··· Material provided

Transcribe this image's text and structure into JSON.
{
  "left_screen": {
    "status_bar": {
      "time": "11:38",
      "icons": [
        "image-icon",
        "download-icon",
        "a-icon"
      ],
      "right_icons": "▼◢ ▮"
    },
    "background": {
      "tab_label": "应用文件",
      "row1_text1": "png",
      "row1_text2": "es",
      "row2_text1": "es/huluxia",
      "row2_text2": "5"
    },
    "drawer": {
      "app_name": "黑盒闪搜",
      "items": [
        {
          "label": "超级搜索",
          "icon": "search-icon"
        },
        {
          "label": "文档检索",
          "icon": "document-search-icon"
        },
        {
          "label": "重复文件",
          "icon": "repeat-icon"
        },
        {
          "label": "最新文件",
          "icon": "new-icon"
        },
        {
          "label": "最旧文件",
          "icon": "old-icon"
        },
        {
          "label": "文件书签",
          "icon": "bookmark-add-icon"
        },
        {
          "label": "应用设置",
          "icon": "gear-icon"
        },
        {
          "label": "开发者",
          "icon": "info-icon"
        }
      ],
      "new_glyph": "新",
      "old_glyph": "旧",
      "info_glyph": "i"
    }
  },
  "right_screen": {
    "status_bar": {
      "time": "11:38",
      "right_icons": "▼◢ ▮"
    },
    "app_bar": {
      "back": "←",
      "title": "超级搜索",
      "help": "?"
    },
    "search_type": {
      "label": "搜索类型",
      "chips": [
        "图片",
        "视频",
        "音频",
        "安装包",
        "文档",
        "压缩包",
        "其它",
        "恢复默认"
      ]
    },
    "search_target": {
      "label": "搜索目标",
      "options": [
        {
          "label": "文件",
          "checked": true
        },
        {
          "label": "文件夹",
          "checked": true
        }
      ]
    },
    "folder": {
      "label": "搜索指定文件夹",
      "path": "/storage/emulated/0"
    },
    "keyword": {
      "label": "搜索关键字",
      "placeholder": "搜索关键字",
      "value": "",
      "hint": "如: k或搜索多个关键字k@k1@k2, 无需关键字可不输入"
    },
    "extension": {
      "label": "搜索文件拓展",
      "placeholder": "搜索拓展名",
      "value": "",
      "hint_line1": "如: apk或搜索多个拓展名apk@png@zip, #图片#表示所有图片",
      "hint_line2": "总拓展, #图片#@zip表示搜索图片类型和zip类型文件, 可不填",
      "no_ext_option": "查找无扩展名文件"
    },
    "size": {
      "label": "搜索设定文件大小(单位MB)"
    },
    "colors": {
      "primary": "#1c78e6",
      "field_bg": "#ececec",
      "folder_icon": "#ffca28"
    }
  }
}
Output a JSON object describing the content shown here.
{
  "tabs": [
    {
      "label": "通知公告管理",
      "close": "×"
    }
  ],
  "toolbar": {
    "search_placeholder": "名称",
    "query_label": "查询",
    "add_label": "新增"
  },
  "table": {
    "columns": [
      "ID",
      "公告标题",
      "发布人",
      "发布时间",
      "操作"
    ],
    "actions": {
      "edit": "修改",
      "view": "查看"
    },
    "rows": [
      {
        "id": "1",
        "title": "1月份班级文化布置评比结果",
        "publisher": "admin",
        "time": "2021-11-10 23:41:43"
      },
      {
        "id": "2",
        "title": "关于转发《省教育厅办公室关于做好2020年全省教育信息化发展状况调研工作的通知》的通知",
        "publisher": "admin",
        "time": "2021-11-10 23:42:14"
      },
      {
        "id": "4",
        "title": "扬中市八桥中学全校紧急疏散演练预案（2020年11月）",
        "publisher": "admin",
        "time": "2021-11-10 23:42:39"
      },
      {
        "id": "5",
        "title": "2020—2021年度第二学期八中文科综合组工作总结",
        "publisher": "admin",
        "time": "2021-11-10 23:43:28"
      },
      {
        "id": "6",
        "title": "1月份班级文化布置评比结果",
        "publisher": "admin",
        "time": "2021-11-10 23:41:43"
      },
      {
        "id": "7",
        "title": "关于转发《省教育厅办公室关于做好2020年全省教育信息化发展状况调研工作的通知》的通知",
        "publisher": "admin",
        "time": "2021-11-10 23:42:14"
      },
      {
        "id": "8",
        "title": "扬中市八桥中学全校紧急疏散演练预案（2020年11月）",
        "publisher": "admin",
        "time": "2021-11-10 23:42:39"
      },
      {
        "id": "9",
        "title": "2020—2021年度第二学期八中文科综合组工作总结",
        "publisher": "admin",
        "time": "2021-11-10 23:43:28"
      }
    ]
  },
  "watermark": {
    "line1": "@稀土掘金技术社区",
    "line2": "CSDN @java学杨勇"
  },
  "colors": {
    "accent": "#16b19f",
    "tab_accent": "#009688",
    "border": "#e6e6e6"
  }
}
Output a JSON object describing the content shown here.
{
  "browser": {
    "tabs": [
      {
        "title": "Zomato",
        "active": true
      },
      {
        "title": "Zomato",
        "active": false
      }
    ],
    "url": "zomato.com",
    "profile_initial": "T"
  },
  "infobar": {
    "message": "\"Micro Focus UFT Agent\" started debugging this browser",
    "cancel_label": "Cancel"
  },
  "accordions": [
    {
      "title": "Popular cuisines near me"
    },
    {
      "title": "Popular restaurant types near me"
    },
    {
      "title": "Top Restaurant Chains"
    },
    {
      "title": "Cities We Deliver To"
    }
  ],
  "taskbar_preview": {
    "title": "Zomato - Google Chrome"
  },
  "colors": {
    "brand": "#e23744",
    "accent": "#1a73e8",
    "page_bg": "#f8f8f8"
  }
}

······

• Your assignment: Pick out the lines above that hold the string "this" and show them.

• Answer box:
Transcribe this image's text and structure into JSON.
    "message": "\"Micro Focus UFT Agent\" started debugging this browser",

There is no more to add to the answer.